- [TASK OBJECTIVE] Check every line of the data for the word "true", and copy those that have it.

- [SUPPLIED MATERIAL]
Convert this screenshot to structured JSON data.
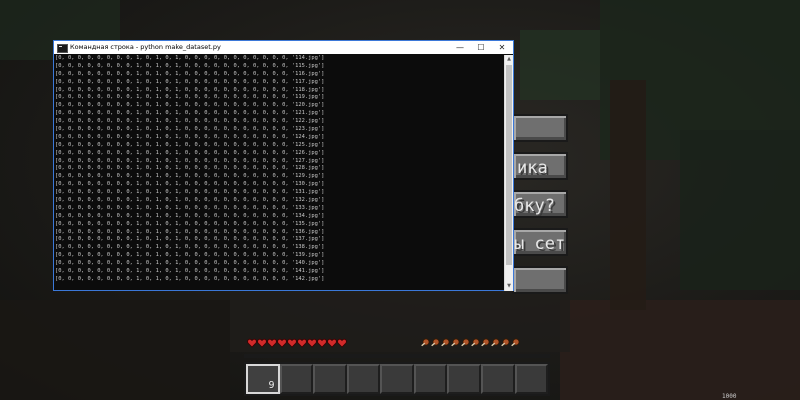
{
  "window": {
    "title": "Командная строка - python make_dataset.py",
    "controls": {
      "minimize": "—",
      "maximize": "☐",
      "close": "✕"
    }
  },
  "terminal": {
    "lines": [
      "[0, 0, 0, 0, 0, 0, 0, 0, 1, 0, 1, 0, 1, 0, 0, 0, 0, 0, 0, 0, 0, 0, 0, 0, '114.jpg']",
      "[0, 0, 0, 0, 0, 0, 0, 0, 1, 0, 1, 0, 1, 0, 0, 0, 0, 0, 0, 0, 0, 0, 0, 0, '115.jpg']",
      "[0, 0, 0, 0, 0, 0, 0, 0, 1, 0, 1, 0, 1, 0, 0, 0, 0, 0, 0, 0, 0, 0, 0, 0, '116.jpg']",
      "[0, 0, 0, 0, 0, 0, 0, 0, 1, 0, 1, 0, 1, 0, 0, 0, 0, 0, 0, 0, 0, 0, 0, 0, '117.jpg']",
      "[0, 0, 0, 0, 0, 0, 0, 0, 1, 0, 1, 0, 1, 0, 0, 0, 0, 0, 0, 0, 0, 0, 0, 0, '118.jpg']",
      "[0, 0, 0, 0, 0, 0, 0, 0, 1, 0, 1, 0, 1, 0, 0, 0, 0, 0, 0, 0, 0, 0, 0, 0, '119.jpg']",
      "[0, 0, 0, 0, 0, 0, 0, 0, 1, 0, 1, 0, 1, 0, 0, 0, 0, 0, 0, 0, 0, 0, 0, 0, '120.jpg']",
      "[0, 0, 0, 0, 0, 0, 0, 0, 1, 0, 1, 0, 1, 0, 0, 0, 0, 0, 0, 0, 0, 0, 0, 0, '121.jpg']",
      "[0, 0, 0, 0, 0, 0, 0, 0, 1, 0, 1, 0, 1, 0, 0, 0, 0, 0, 0, 0, 0, 0, 0, 0, '122.jpg']",
      "[0, 0, 0, 0, 0, 0, 0, 0, 1, 0, 1, 0, 1, 0, 0, 0, 0, 0, 0, 0, 0, 0, 0, 0, '123.jpg']",
      "[0, 0, 0, 0, 0, 0, 0, 0, 1, 0, 1, 0, 1, 0, 0, 0, 0, 0, 0, 0, 0, 0, 0, 0, '124.jpg']",
      "[0, 0, 0, 0, 0, 0, 0, 0, 1, 0, 1, 0, 1, 0, 0, 0, 0, 0, 0, 0, 0, 0, 0, 0, '125.jpg']",
      "[0, 0, 0, 0, 0, 0, 0, 0, 1, 0, 1, 0, 1, 0, 0, 0, 0, 0, 0, 0, 0, 0, 0, 0, '126.jpg']",
      "[0, 0, 0, 0, 0, 0, 0, 0, 1, 0, 1, 0, 1, 0, 0, 0, 0, 0, 0, 0, 0, 0, 0, 0, '127.jpg']",
      "[0, 0, 0, 0, 0, 0, 0, 0, 1, 0, 1, 0, 1, 0, 0, 0, 0, 0, 0, 0, 0, 0, 0, 0, '128.jpg']",
      "[0, 0, 0, 0, 0, 0, 0, 0, 1, 0, 1, 0, 1, 0, 0, 0, 0, 0, 0, 0, 0, 0, 0, 0, '129.jpg']",
      "[0, 0, 0, 0, 0, 0, 0, 0, 1, 0, 1, 0, 1, 0, 0, 0, 0, 0, 0, 0, 0, 0, 0, 0, '130.jpg']",
      "[0, 0, 0, 0, 0, 0, 0, 0, 1, 0, 1, 0, 1, 0, 0, 0, 0, 0, 0, 0, 0, 0, 0, 0, '131.jpg']",
      "[0, 0, 0, 0, 0, 0, 0, 0, 1, 0, 1, 0, 1, 0, 0, 0, 0, 0, 0, 0, 0, 0, 0, 0, '132.jpg']",
      "[0, 0, 0, 0, 0, 0, 0, 0, 1, 0, 1, 0, 1, 0, 0, 0, 0, 0, 0, 0, 0, 0, 0, 0, '133.jpg']",
      "[0, 0, 0, 0, 0, 0, 0, 0, 1, 0, 1, 0, 1, 0, 0, 0, 0, 0, 0, 0, 0, 0, 0, 0, '134.jpg']",
      "[0, 0, 0, 0, 0, 0, 0, 0, 1, 0, 1, 0, 1, 0, 0, 0, 0, 0, 0, 0, 0, 0, 0, 0, '135.jpg']",
      "[0, 0, 0, 0, 0, 0, 0, 0, 1, 0, 1, 0, 1, 0, 0, 0, 0, 0, 0, 0, 0, 0, 0, 0, '136.jpg']",
      "[0, 0, 0, 0, 0, 0, 0, 0, 1, 0, 1, 0, 1, 0, 0, 0, 0, 0, 0, 0, 0, 0, 0, 0, '137.jpg']",
      "[0, 0, 0, 0, 0, 0, 0, 0, 1, 0, 1, 0, 1, 0, 0, 0, 0, 0, 0, 0, 0, 0, 0, 0, '138.jpg']",
      "[0, 0, 0, 0, 0, 0, 0, 0, 1, 0, 1, 0, 1, 0, 0, 0, 0, 0, 0, 0, 0, 0, 0, 0, '139.jpg']",
      "[0, 0, 0, 0, 0, 0, 0, 0, 1, 0, 1, 0, 1, 0, 0, 0, 0, 0, 0, 0, 0, 0, 0, 0, '140.jpg']",
      "[0, 0, 0, 0, 0, 0, 0, 0, 1, 0, 1, 0, 1, 0, 0, 0, 0, 0, 0, 0, 0, 0, 0, 0, '141.jpg']",
      "[0, 0, 0, 0, 0, 0, 0, 0, 1, 0, 1, 0, 1, 0, 0, 0, 0, 0, 0, 0, 0, 0, 0, 0, '142.jpg']"
    ]
  },
  "pause_menu": {
    "buttons": [
      {
        "label": ""
      },
      {
        "label": "ика"
      },
      {
        "label": "бку?"
      },
      {
        "label": "ы сети"
      },
      {
        "label": ""
      }
    ]
  },
  "hud": {
    "health_hearts": 10,
    "food_level": 10,
    "hotbar_slots": 9,
    "selected_slot": 1,
    "selected_slot_count": "9"
  },
  "corner_text": "1000",
  "colors": {
    "console_bg": "#0c0c0c",
    "console_text": "#c8c8c8",
    "window_border": "#3b78d8",
    "button_face": "#6f6f6f",
    "heart": "#d22a2a",
    "food": "#b0552a"
  }
}
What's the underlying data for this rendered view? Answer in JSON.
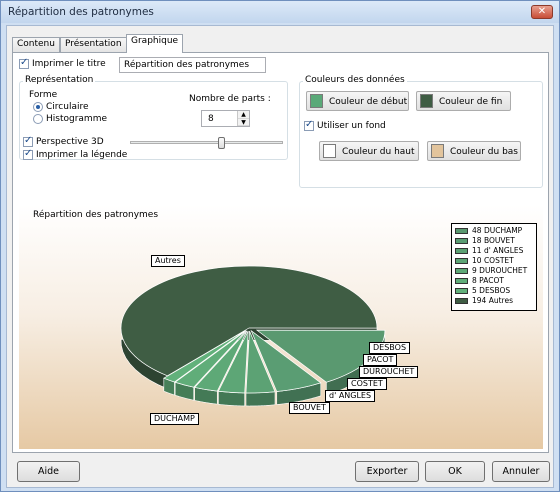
{
  "window": {
    "title": "Répartition des patronymes",
    "close_label": "✕"
  },
  "tabs": [
    {
      "label": "Contenu",
      "active": false
    },
    {
      "label": "Présentation",
      "active": false
    },
    {
      "label": "Graphique",
      "active": true
    }
  ],
  "print_title": {
    "label": "Imprimer le titre",
    "checked": true,
    "value": "Répartition des patronymes"
  },
  "representation": {
    "group_title": "Représentation",
    "forme_label": "Forme",
    "circulaire_label": "Circulaire",
    "histogramme_label": "Histogramme",
    "selected": "Circulaire",
    "nombre_parts_label": "Nombre de parts :",
    "nombre_parts_value": "8",
    "perspective_label": "Perspective 3D",
    "perspective_checked": true,
    "legend_label": "Imprimer la légende",
    "legend_checked": true,
    "perspective_level": 0.6
  },
  "colors": {
    "group_title": "Couleurs des données",
    "debut_label": "Couleur de début",
    "debut_color": "#5aa978",
    "fin_label": "Couleur de fin",
    "fin_color": "#3e5c43",
    "use_background_label": "Utiliser un fond",
    "use_background_checked": true,
    "haut_label": "Couleur du haut",
    "haut_color": "#ffffff",
    "bas_label": "Couleur du bas",
    "bas_color": "#e2c49c"
  },
  "chart_data": {
    "type": "pie",
    "title": "Répartition des patronymes",
    "perspective_3d": true,
    "slices": [
      {
        "label": "Autres",
        "value": 194,
        "color": "#3f5d44"
      },
      {
        "label": "DUCHAMP",
        "value": 48,
        "color": "#5a9970"
      },
      {
        "label": "BOUVET",
        "value": 18,
        "color": "#5a9d73"
      },
      {
        "label": "d' ANGLES",
        "value": 11,
        "color": "#5ca274"
      },
      {
        "label": "COSTET",
        "value": 10,
        "color": "#5da676"
      },
      {
        "label": "DUROUCHET",
        "value": 9,
        "color": "#5ea977"
      },
      {
        "label": "PACOT",
        "value": 8,
        "color": "#60ad79"
      },
      {
        "label": "DESBOS",
        "value": 5,
        "color": "#62b17b"
      }
    ],
    "legend": [
      {
        "count": "48",
        "name": "DUCHAMP",
        "color": "#5a9970"
      },
      {
        "count": "18",
        "name": "BOUVET",
        "color": "#5a9d73"
      },
      {
        "count": "11",
        "name": "d' ANGLES",
        "color": "#5ca274"
      },
      {
        "count": "10",
        "name": "COSTET",
        "color": "#5da676"
      },
      {
        "count": "9",
        "name": "DUROUCHET",
        "color": "#5ea977"
      },
      {
        "count": "8",
        "name": "PACOT",
        "color": "#60ad79"
      },
      {
        "count": "5",
        "name": "DESBOS",
        "color": "#62b17b"
      },
      {
        "count": "194",
        "name": "Autres",
        "color": "#3f5d44"
      }
    ]
  },
  "buttons": {
    "aide": "Aide",
    "exporter": "Exporter",
    "ok": "OK",
    "annuler": "Annuler"
  }
}
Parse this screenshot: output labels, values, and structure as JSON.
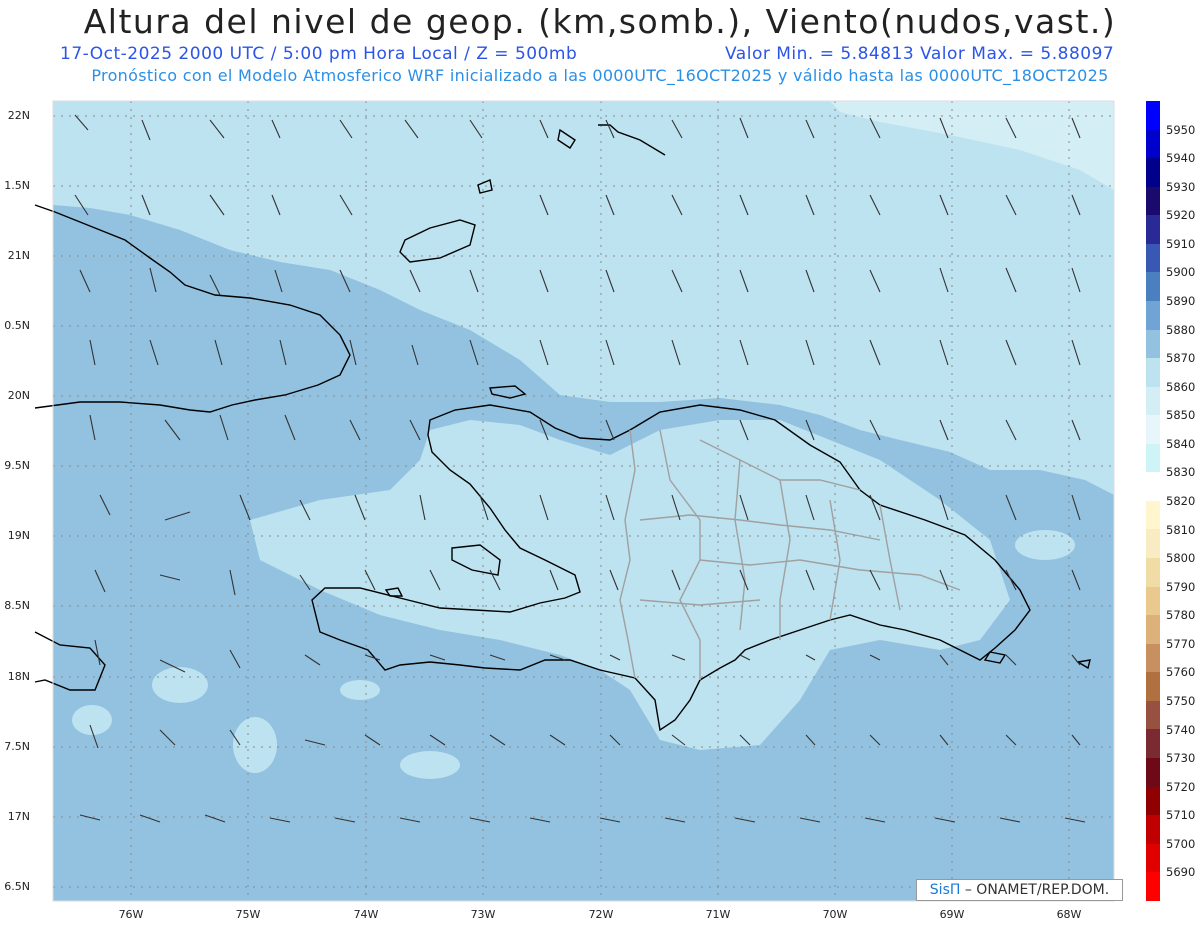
{
  "header": {
    "title": "Altura del nivel de geop. (km,somb.), Viento(nudos,vast.)",
    "subtitle_left": "17-Oct-2025   2000 UTC / 5:00 pm Hora Local / Z = 500mb",
    "subtitle_right": "Valor Min. = 5.84813   Valor Max. = 5.88097",
    "subtitle_2": "Pronóstico con el Modelo Atmosferico WRF inicializado a las 0000UTC_16OCT2025 y válido hasta las  0000UTC_18OCT2025"
  },
  "axes": {
    "lat_labels": [
      "22N",
      "1.5N",
      "21N",
      "0.5N",
      "20N",
      "9.5N",
      "19N",
      "8.5N",
      "18N",
      "7.5N",
      "17N",
      "6.5N"
    ],
    "lon_labels": [
      "76W",
      "75W",
      "74W",
      "73W",
      "72W",
      "71W",
      "70W",
      "69W",
      "68W"
    ]
  },
  "legend": {
    "labels": [
      "5950",
      "5940",
      "5930",
      "5920",
      "5910",
      "5900",
      "5890",
      "5880",
      "5870",
      "5860",
      "5850",
      "5840",
      "5830",
      "5820",
      "5810",
      "5800",
      "5790",
      "5780",
      "5770",
      "5760",
      "5750",
      "5740",
      "5730",
      "5720",
      "5710",
      "5700",
      "5690"
    ],
    "colors": [
      "#0000ff",
      "#0000cc",
      "#00008b",
      "#1a0a6e",
      "#2a2a96",
      "#3858b4",
      "#4a80c0",
      "#70a4d4",
      "#92c2e0",
      "#bde2f0",
      "#d4eef6",
      "#e6f6fa",
      "#cff4f8",
      "#ffffff",
      "#fff6d0",
      "#f9ebc2",
      "#f2dca6",
      "#e9c98d",
      "#dcb17a",
      "#c89060",
      "#b07040",
      "#985040",
      "#7a2a30",
      "#6e0a18",
      "#900000",
      "#c00000",
      "#e00000",
      "#ff0000"
    ],
    "top_color_band": "#0000ff"
  },
  "map": {
    "ocean_color": "#92c2e0",
    "light_color": "#bde2f0",
    "lightest_color": "#d4eef6",
    "coast_color": "#000000",
    "border_color": "#a0a0a0",
    "grid_color": "#8a8a8a"
  },
  "credit": {
    "sis": "SisΠ",
    "text": "– ONAMET/REP.DOM."
  }
}
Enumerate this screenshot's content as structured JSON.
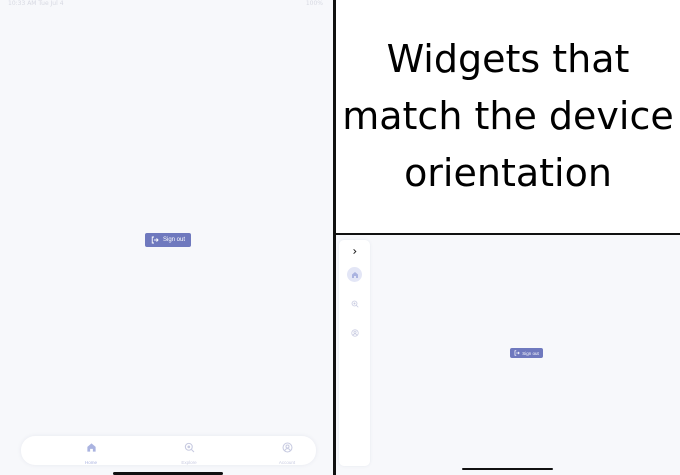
{
  "status_bar": {
    "left": "10:33 AM  Tue Jul 4",
    "right": "100%"
  },
  "portrait": {
    "signout_label": "Sign out",
    "nav": {
      "home_label": "Home",
      "explore_label": "Explore",
      "account_label": "Account",
      "active": "home"
    }
  },
  "caption": {
    "line1": "Widgets that",
    "line2": "match the device",
    "line3": "orientation"
  },
  "landscape": {
    "signout_label": "Sign out",
    "rail": {
      "toggle_icon": "chevron-right-icon",
      "items": [
        "home-icon",
        "explore-icon",
        "account-icon"
      ],
      "active": "home"
    }
  },
  "colors": {
    "accent": "#6f79be",
    "background": "#f7f8fb",
    "nav_inactive": "#c8cbe1",
    "nav_active": "#aab3e0"
  }
}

- [SOLUTION BELOW]
      "active": true
    "checked": true,
    "perspective_checked": true,
    "legend_checked": true,
    "use_background_checked": true,
    "perspective_3d": true,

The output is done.